What about this dried fruit bar? Check out the ingredients: Pear Puree, Pear Concentrate, Cranberry Concentrate.According to the nutrition facts, this one bar has 35 grams of carbohydrate, 6 grams of which are from fiber (nice!), and 23 grams of which are from simple sugar (mainly fructose). In this case you might think all of the sugar is from naturally occurring fruit sugar (fructose). However, cranberry concentrate and pear concentrate are considered added sugars. Why? They are basically fruits that have been cooked down and made into sugar. There is really no fiber in fruit concentrates, or any other nutrients, other than empty calories from the fruit’s sugar. The fiber from this dried fruit bar is from the pear puree. So how much of the 23 grams of sugar are added? You’ll never really know, you have to guess. My guess is about 10 grams. But, do you want to know the real reason I wouldn’t eat this bar? It has very little to do with added sugars. The reason I don’t eat bars like this is because I’d much rather eat a more filling and satisfying piece of fresh fruit (ie: an actual apple or a pear) for about 10 grams less total sugar (and more nutrients!).
Always remember that all sugars (even “natural sugars” like those from real fruits and dairy) need to be limited in order to maintain a healthy weight, and healthy body. I generally suggest sticking to a diet of no more than 3 cups of dairy (dairy has sugar, and too much dairy means too much sugar, who cares if it’s natural!?) 1.5-2 cups fruit (yes, you can get too much fruit, because once again, natural sugars add up to weight gain too!) and ~150-200 calories of “extras” per day (this is where the added sugars fit in).Source: Diabetic Living Magazine. Notice the meal on the right has only 7 grams of added sugar, and the meal on the left has 50 grams (double a day’s worth).
Ok, so how the heck do you really know how much added sugar you are getting? You don’t, you have to guess/estimate. But don’t worry, one of these days companies will be required to list added sugars! Meanwhile, here are some tips.
Reduce your added sugar by doing the following:
1) Choose plain yogurt instead of flavored
2) Choose plain oatmeal instead of flavored oatmeal
3) Add flavor to your oats and/or yogurt by adding things like non-caloric sweeteners, unsweetened cocoa powder, or fresh fruits/berries
4) Don’t make sweetened beverages a staple in your diet
5) Look for reduced-sugar versions of your favorite foods (Such as jellies and jams)
6) Choose cereals and snack bars with 10 grams of sugar, or less (especially if there is zero fruit in the bars or cereal)
7) Learn the different terms used on labels, which mean “added sugar”. Here is a great list.
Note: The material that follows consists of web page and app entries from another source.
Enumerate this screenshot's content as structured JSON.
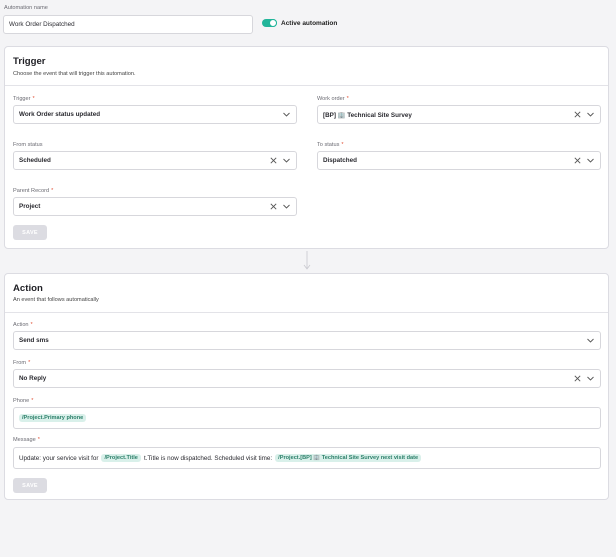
{
  "header": {
    "name_label": "Automation name",
    "name_value": "Work Order Dispatched",
    "active_label": "Active automation",
    "active": true
  },
  "trigger": {
    "title": "Trigger",
    "subtitle": "Choose the event that will trigger this automation.",
    "trigger_label": "Trigger",
    "trigger_value": "Work Order status updated",
    "work_order_label": "Work order",
    "work_order_value": "[BP] 🏢 Technical Site Survey",
    "from_status_label": "From status",
    "from_status_value": "Scheduled",
    "to_status_label": "To status",
    "to_status_value": "Dispatched",
    "parent_record_label": "Parent Record",
    "parent_record_value": "Project",
    "save_label": "SAVE"
  },
  "action": {
    "title": "Action",
    "subtitle": "An event that follows automatically",
    "action_label": "Action",
    "action_value": "Send sms",
    "from_label": "From",
    "from_value": "No Reply",
    "phone_label": "Phone",
    "phone_tag": "/Project.Primary phone",
    "message_label": "Message",
    "message_part1": "Update: your service visit for",
    "message_tag1": "/Project.Title",
    "message_part2": "t.Title is now dispatched. Scheduled visit time:",
    "message_tag2": "/Project.[BP] 🏢 Technical Site Survey next visit date",
    "save_label": "SAVE"
  },
  "colors": {
    "accent": "#22b59a",
    "tag_bg": "#d9f0ea",
    "tag_text": "#2b7f69",
    "required": "#e2553b"
  },
  "icons": [
    "chevron-down-icon",
    "clear-x-icon",
    "arrow-down-icon"
  ]
}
Want to read more about added sugars, and health? Check out this recent article from Today’s Dietitian Magazine. It’s worth reading if you have the time. This article was also interesting, because it hinted at new higher prices for sugary foods. Wouldn’t that be nice?! Changing our environment, one step at a time.